News & Politics

Bring the Family: Country Club Hills

Country Club Hills, in North Arlington, is grand with nice homes on big lots, but it’s still a tight, warm neighborhood.

Who lives here: Young and middle-aged families, though some retirees are longtime locals.

The vibe: Kids take over cul-de-sacs for lacrosse and soccer. “It’s still the kind of neighborhood where if someone gets sick, the neighbors take cookies and casseroles over,” says Sharon Chamberlin, who has lived here for 47 years.

Homefront: This began as a small neighborhood of 1940s-style summer homes built into the Arlington hills and around the Washington Golf and Country Club. It’s now a mix of some 500 ramblers, Tudors, and Colonials, which have retained a traditional look despite renovations.

When Rose DiNapoli, an interior designer who has lived in the neighborhood since 1994, and her husband bought their rambler, they added two floors from which they can see the National Cathedral.

For sale: Recent listings included seven homes ranging from just under $1 million to more than $2 million. A five-bedroom, Arts-and-Crafts-style house near Gulf Branch park was priced at $1.9 million. Older homes often become teardown fodder, but land can be worth $900,000 and more.

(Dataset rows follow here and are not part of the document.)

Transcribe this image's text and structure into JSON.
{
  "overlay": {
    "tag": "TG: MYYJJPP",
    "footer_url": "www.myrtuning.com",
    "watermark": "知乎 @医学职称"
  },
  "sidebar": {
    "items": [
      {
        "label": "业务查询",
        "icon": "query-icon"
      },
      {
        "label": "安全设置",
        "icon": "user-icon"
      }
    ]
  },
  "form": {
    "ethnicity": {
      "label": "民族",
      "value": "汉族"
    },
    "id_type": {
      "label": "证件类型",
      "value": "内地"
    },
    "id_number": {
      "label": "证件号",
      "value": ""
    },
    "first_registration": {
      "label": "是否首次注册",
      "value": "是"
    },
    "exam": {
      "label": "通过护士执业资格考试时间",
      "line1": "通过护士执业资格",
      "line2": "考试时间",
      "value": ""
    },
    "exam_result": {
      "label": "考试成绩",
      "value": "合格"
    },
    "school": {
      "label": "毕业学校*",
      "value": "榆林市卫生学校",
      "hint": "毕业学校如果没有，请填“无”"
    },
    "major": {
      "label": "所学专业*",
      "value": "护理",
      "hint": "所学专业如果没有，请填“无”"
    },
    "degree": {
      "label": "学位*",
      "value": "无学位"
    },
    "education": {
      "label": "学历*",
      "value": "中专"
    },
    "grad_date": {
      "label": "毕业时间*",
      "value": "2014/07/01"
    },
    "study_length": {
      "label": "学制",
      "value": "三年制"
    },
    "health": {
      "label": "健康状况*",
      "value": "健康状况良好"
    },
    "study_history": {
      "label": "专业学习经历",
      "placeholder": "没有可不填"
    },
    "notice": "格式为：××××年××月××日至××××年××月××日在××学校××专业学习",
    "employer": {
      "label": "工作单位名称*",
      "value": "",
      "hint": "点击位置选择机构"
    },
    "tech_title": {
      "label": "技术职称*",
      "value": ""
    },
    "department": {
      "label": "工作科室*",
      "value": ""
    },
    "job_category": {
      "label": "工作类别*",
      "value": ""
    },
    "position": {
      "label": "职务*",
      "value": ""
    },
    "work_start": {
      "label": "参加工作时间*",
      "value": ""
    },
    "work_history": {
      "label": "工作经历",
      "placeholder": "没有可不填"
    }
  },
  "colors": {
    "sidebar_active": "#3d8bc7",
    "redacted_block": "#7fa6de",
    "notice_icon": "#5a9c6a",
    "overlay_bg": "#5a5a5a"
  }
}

Meet you at the club: The 113-year-old Washington Golf and Country Club is the centerpiece of the social scene. Initiation costs $70,000, and you’re likely to spend four years on the waiting list. On the Fourth of July, members and nonmembers spread blankets on the edge of the golf course to watch the club’s fireworks.

Dog dip: Residents walk their dogs to the nature trails and native-plant garden around Gulf Branch Nature Center and down to the Potomac for a swim.

Biggest draw: Yorktown High, considered one of the best schools in Washington. Last year, the Siemens Foundation rated its Advanced Placement program tops in Virginia.

Drawback: Noise and inconvenience from constant home renovations. “People never leave; they add on,” says real-estate agent Caroline Rocco.

Wine and Food: Country Club Hills is bookended by shopping centers. Lee Heights has several independently owned shops, including Pastries by Randolph and Arrowine, home to weekend winetastings. The second, farther west on Lee Highway, boasts a Starbucks, Baskin-Robbins, Harris Teeter, and a few small shops and restaurants, including Taqueria Poblano.

Why it beats AU Park: Lots are as big as an acre. “It’s a neighborhood where there’s room to breathe,” DiNapoli says.

On the Web: Yorktown High School (; Jamestown Elementary (; Arrowine (